So I thought I’d shoot this video to answer the question for everybody. Now, one of the things that you don’t want to happen when you apply for an immigration benefit, is to get a Request For Evidence or a Notice Of Intent to Deny. These are alerts from the agency that there’s something defective, something wrong with your case. The State Department has a equivalent where they’ll ask you for things at the National Visa Center or at the embassy. So the principles are all the same. But the thing that people want to know is, “Jim, will I get a receipt when my response is received?” The answer to that is sadly no, there’s no formal receipt that comes. Sometimes, and I think it’s about a 50/50, half the time they do, half the time they don’t, update the online portal to reflect that the RFE response has been received, or the NOID response has been received. So you might get some kind of an alert, but generally you’re sort of left in the dark.
Now, the other thing that you need to think about when it comes to RFEs and NOIDs, is this slows down the processing of your case. One of the things we see oftentimes is that somebody applies for an immigration benefit and they get a Request For Evidence. USCIS gives them 87 days to answer. During the COVID, they’ve automatically extended that by 60 days. So your case could be extended for five months to give you time to respond to that RFE.
Now in our office, we try to do our best to get those responses turned around as quickly as possible. Because, when your case is sent back to you for an RFE or for a NOID, there’s no more processing of your case. Your case is frozen, nobody’s handling it. That’s true until the response is received and you make it past whatever hurdle they were asking about.
So let’s say that you submitted a spouse-based Green Card case, and it was based on very little marriage evidence. You didn’t submit a lot of evidence with your case. If that’s true, then when you get that Request For Evidence, they’re going to stop working on your case. And it’s going to delay it for as long as you have the case, plus I would add a month or two onto that, because it took time for you to get the Request For Evidence, and they slowed it down before that. It takes time for them to receive it, to process it, and to get it up to speed again. So you’re really going to lose probably two months, one on each side of however long it takes you. And then of course, just the RFE itself can just put your case onto a different trajectory. So it’s really going to slow things down. It’s really something that you want to avoid.

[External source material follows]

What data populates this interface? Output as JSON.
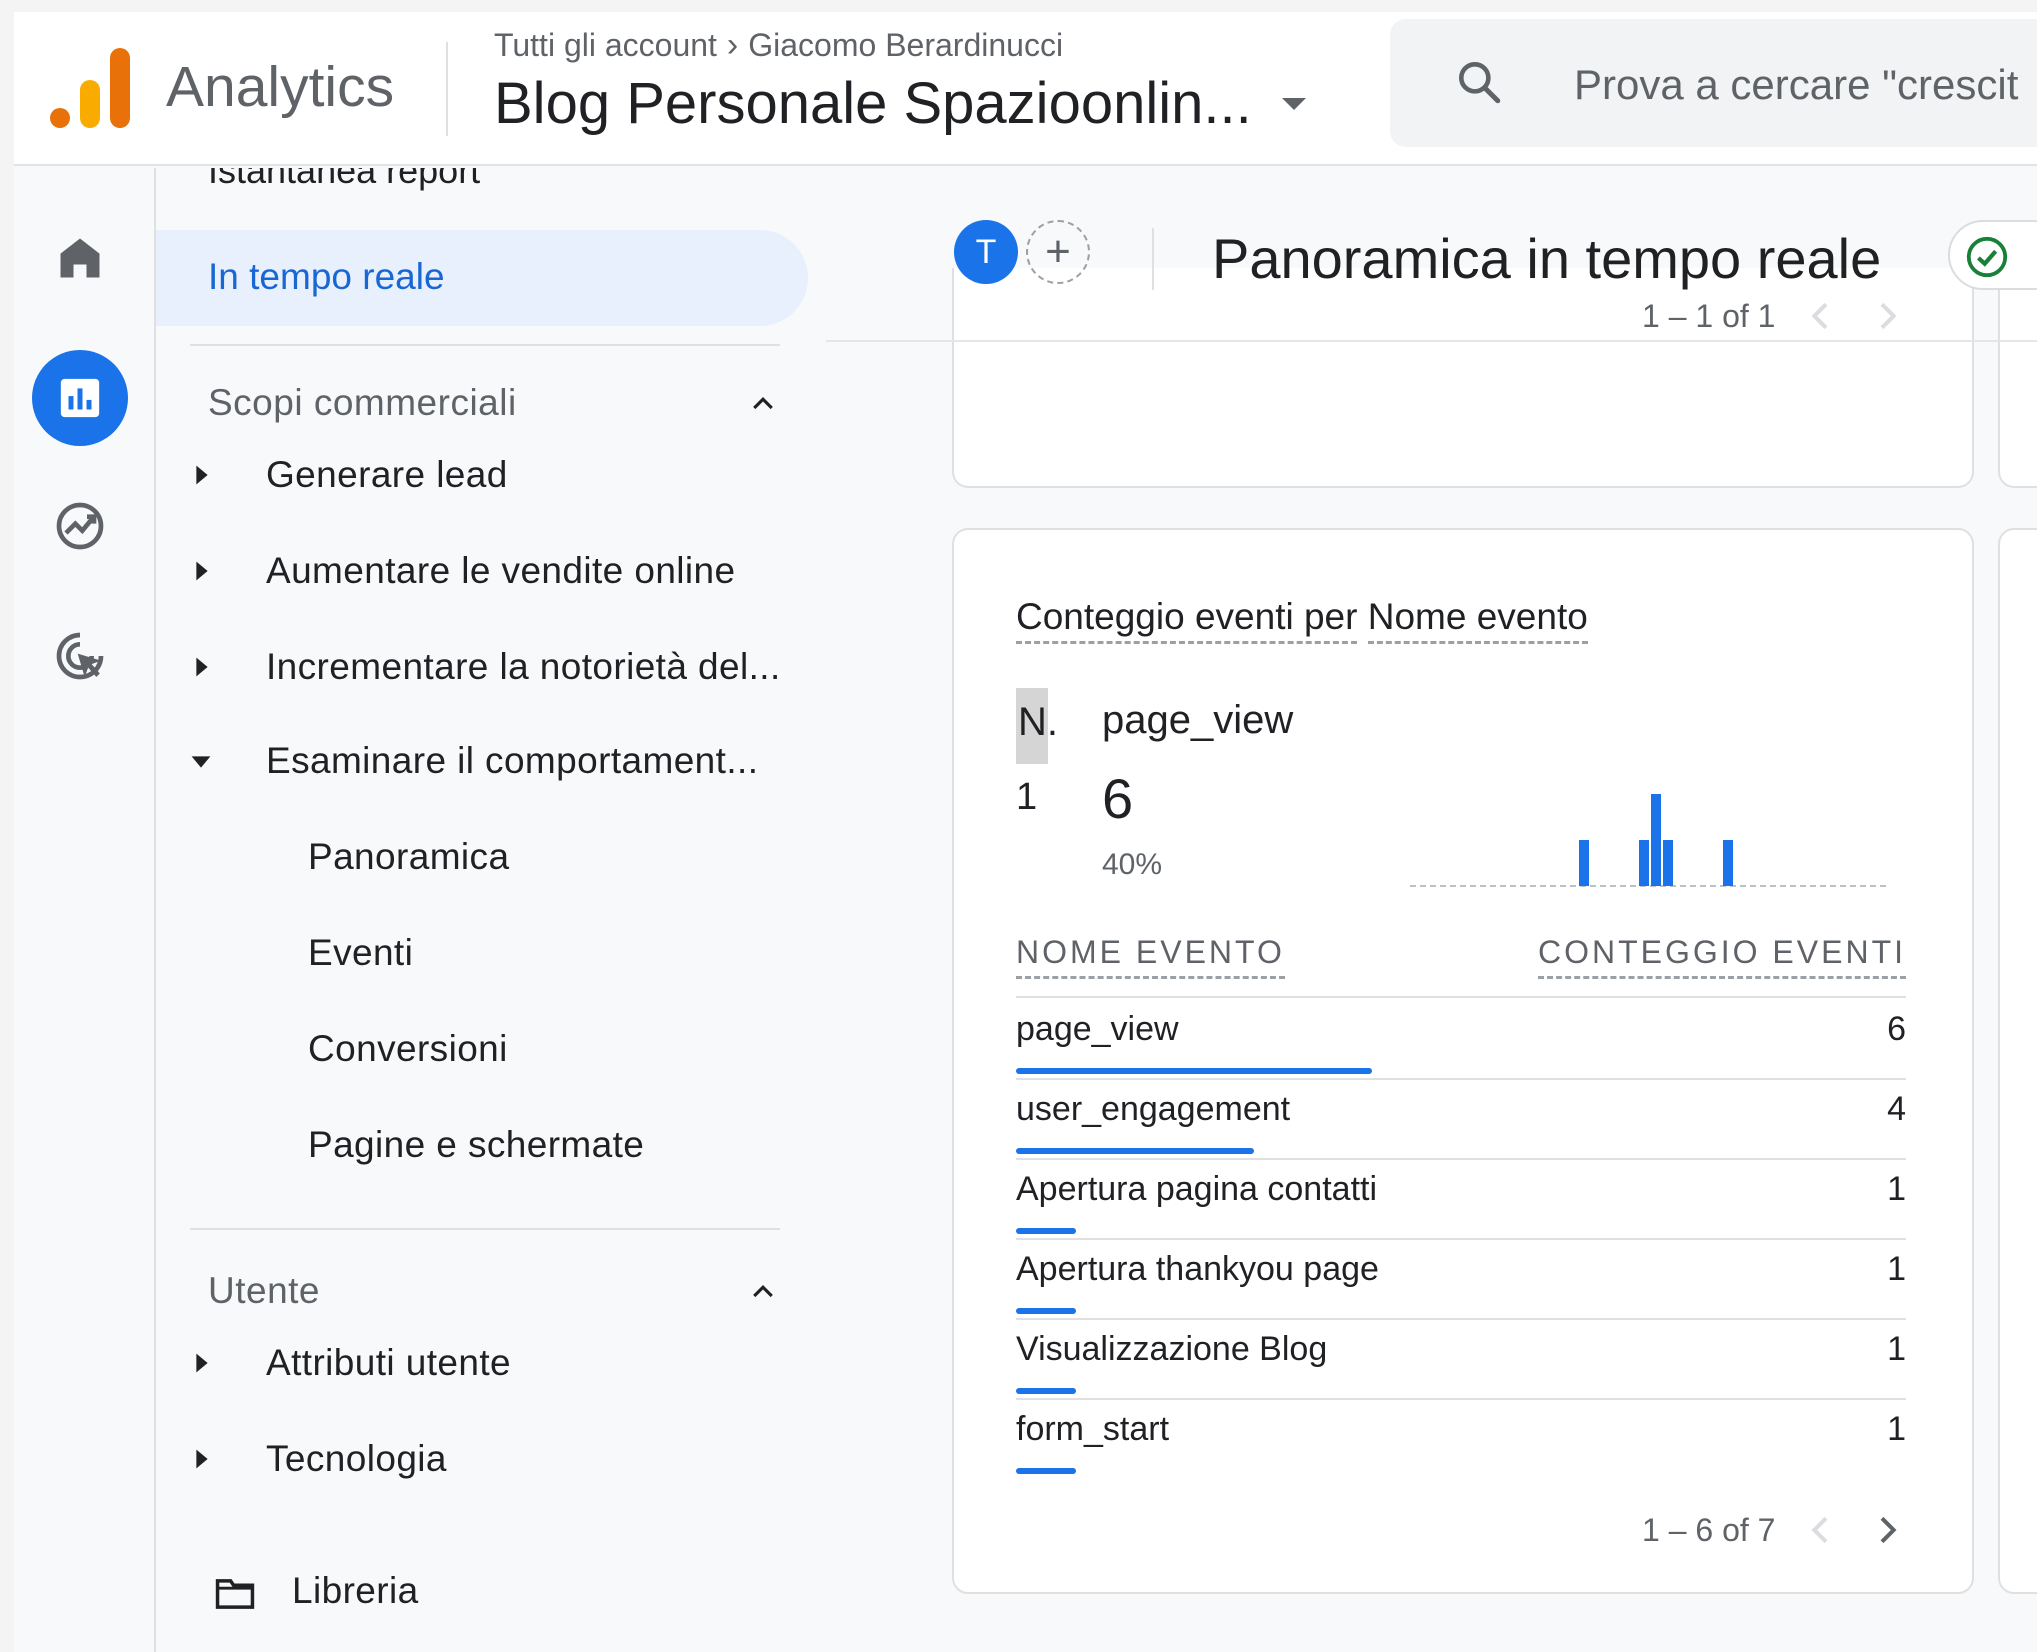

This is one of the reasons why it’s good to work with an experienced immigration lawyer early on, and to submit the strongest case possible, because you don’t want the RFE. You don’t want the RFE, because it’s a risk that your case could get rejected. But more importantly, you don’t want the RFE or the NOID, because you don’t want your processing to stop or to halt. So these are the kinds of things that we think about when our clients get an RFE. You’re not going to get a lot of feedback from USCIS. You’re just going to see movement on to the next stage.
We took over a case just this last year. Our clients just found out they got their Green Card on Friday, so we’re very happy for them. They had used another attorney and this attorney did not do a good job of submitting the original marital evidence and the I-864 Affidavit of Support. They got not one, but two RFEs about the Affidavit of Support. Now when they got the second one, that’s when they fired that guy and hired us. So they lost months and months of the foreign nationals’ ability to work legally in the United States. And that can be a real burden.
Hopefully that won’t happen to you. Hopefully you won’t make that mistake. And hopefully USCIS won’t send you a Request For Evidence or a Notice Of Intent to Deny. But if they do and you need our help, give us a call at 314-961-8200. You can email us at firstname.lastname@example.org. Be sure to join us in our Facebook group, which is called Immigrant Home. And subscribe to our YouTube channel so that you get updates whenever we make videos just like this one. And then on Tuesdays and Thursdays, usually at noon Central, you’ll find me live in our groups, answering as many of your immigration law-related questions as possible.
Thanks a lot and have a great day.